A Peek into the “Other Side” of C.A.s
Monica Lenius
mleni264@uwsp.edu

You see them every day in the dorms. You might start out the day loving them while they decorate your hall and end the day hating them for busting up your dorm party. They’re your community advisors or CAs.
 
After being a CA for two years, Kimmarie Giebel understands the unspoken difficulties.
 
“One thing that I have discovered is how hard it is to be friends with residents because there is a sense of keeping a distance,” Giebel said. “If you lay down the rules and explain that sometimes I can be your friend and other times I have to be discipline as your CA, it all works out. There has to be a respect component between them and myself.”
 
The primary concern of a CA is to provide a safe home by enforcing standards and rules for those living in the dorms while keeping residents connected through programming.

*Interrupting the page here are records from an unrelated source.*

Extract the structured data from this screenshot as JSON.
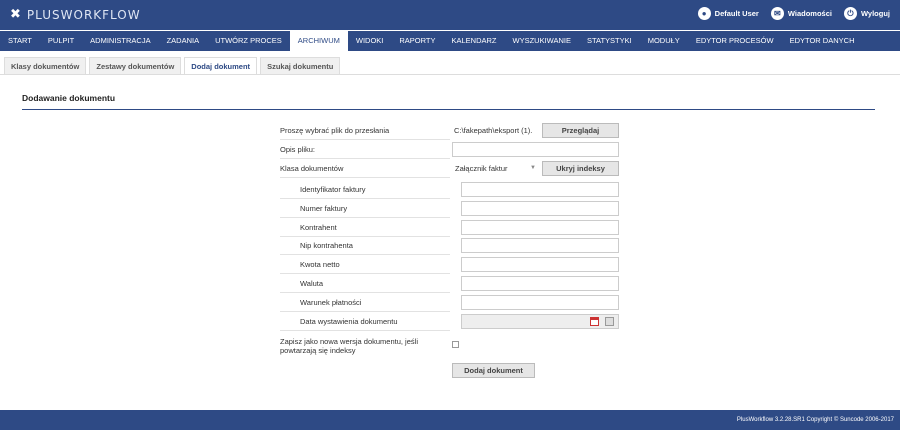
{
  "app": {
    "logo": "PLUSWORKFLOW"
  },
  "user_links": [
    {
      "name": "user",
      "icon": "user-icon",
      "label": "Default User"
    },
    {
      "name": "messages",
      "icon": "mail-icon",
      "label": "Wiadomości"
    },
    {
      "name": "logout",
      "icon": "power-icon",
      "label": "Wyloguj"
    }
  ],
  "nav": {
    "items": [
      "START",
      "PULPIT",
      "ADMINISTRACJA",
      "ZADANIA",
      "UTWÓRZ PROCES",
      "ARCHIWUM",
      "WIDOKI",
      "RAPORTY",
      "KALENDARZ",
      "WYSZUKIWANIE",
      "STATYSTYKI",
      "MODUŁY",
      "EDYTOR PROCESÓW",
      "EDYTOR DANYCH"
    ],
    "active": "ARCHIWUM"
  },
  "subtabs": {
    "items": [
      "Klasy dokumentów",
      "Zestawy dokumentów",
      "Dodaj dokument",
      "Szukaj dokumentu"
    ],
    "active": "Dodaj dokument"
  },
  "section": {
    "title": "Dodawanie dokumentu"
  },
  "form": {
    "file_label": "Proszę wybrać plik do przesłania",
    "file_value": "C:\\fakepath\\eksport (1).",
    "browse_button": "Przeglądaj",
    "desc_label": "Opis pliku:",
    "class_label": "Klasa dokumentów",
    "class_value": "Załącznik faktur",
    "hide_index_button": "Ukryj indeksy",
    "index_fields": [
      "Identyfikator faktury",
      "Numer faktury",
      "Kontrahent",
      "Nip kontrahenta",
      "Kwota netto",
      "Waluta",
      "Warunek płatności",
      "Data wystawienia dokumentu"
    ],
    "version_label": "Zapisz jako nowa wersja dokumentu, jeśli powtarzają się indeksy",
    "submit_button": "Dodaj dokument"
  },
  "footer": {
    "text": "PlusWorkflow 3.2.28.SR1 Copyright © Suncode 2006-2017"
  }
}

However, many don’t stop to think about what these CAs do in their down time.
 
“I usually work about 25 hours a week on an official week and probably 55ish hours unofficially… Wow! That’s kind of amazing when you add it up. It makes it hard to have a personal life,” said Denise Erenbach, CA in May Roach Hall. “I thought this would be a part-time job with a few duty nights and some meetings. It is so much more than that. You are constantly working on something or meeting with someone.”
 
Going to school full-time and having this extent of a workload could seem daunting at first.
 
“The hardest part is balancing everything. It seems quite overwhelming at first to know you have a meeting at this time, a meeting at that time, desk shifts, bulletin boards, programs, and don’t forget duty. But, once you get used to it, it is manageable,” said Alyssa Hotter, Neale Hall CA.
 
​Hansen Hall Community Advisors Chelsea
Buechel and Rachel Siebers prepare to make
their rounds around the residential hall. 
Photo by Zachary Mixdorf.
 
 
As a part of “CA Duty” these individuals are required to complete two nights of duty and one day of duty a week. Duty includes making rounds to ensure that everything is working properly, residents are keeping quiet during quiet hours, and there are no issues within wings of floors. Anonymous sources explain that it’s not always a picnic when doing rounds.
 
“I have many stories of puke being all over the floor, especially the bathroom,” said a CA, who preferred to remain anonymous.
 
“I never actually found out who it was but the boy’s bathroom was covered wall to wall in feces,” stated another anonymous CA.
 
So with all of this work, why do these individuals continue to be CAs?
 
“Seeing how much I have grown as a person and how people I have helped have grown as a result is truly humbling. It outweighs the long hours of this job,” Erpenbach said.
 
“I understood the time commitment because my sister was a CA, but I did not expect to grow as much as I have as a person through this job. I enjoy getting to know myself and my abilities through this job,” Giebel said.
 
Whether the pros outweigh the cons or vice versa, one thing is for certain: these individuals make an impact on the lives of their residents. So take some time out of your day to say hello to these individuals. They don’t bite--often.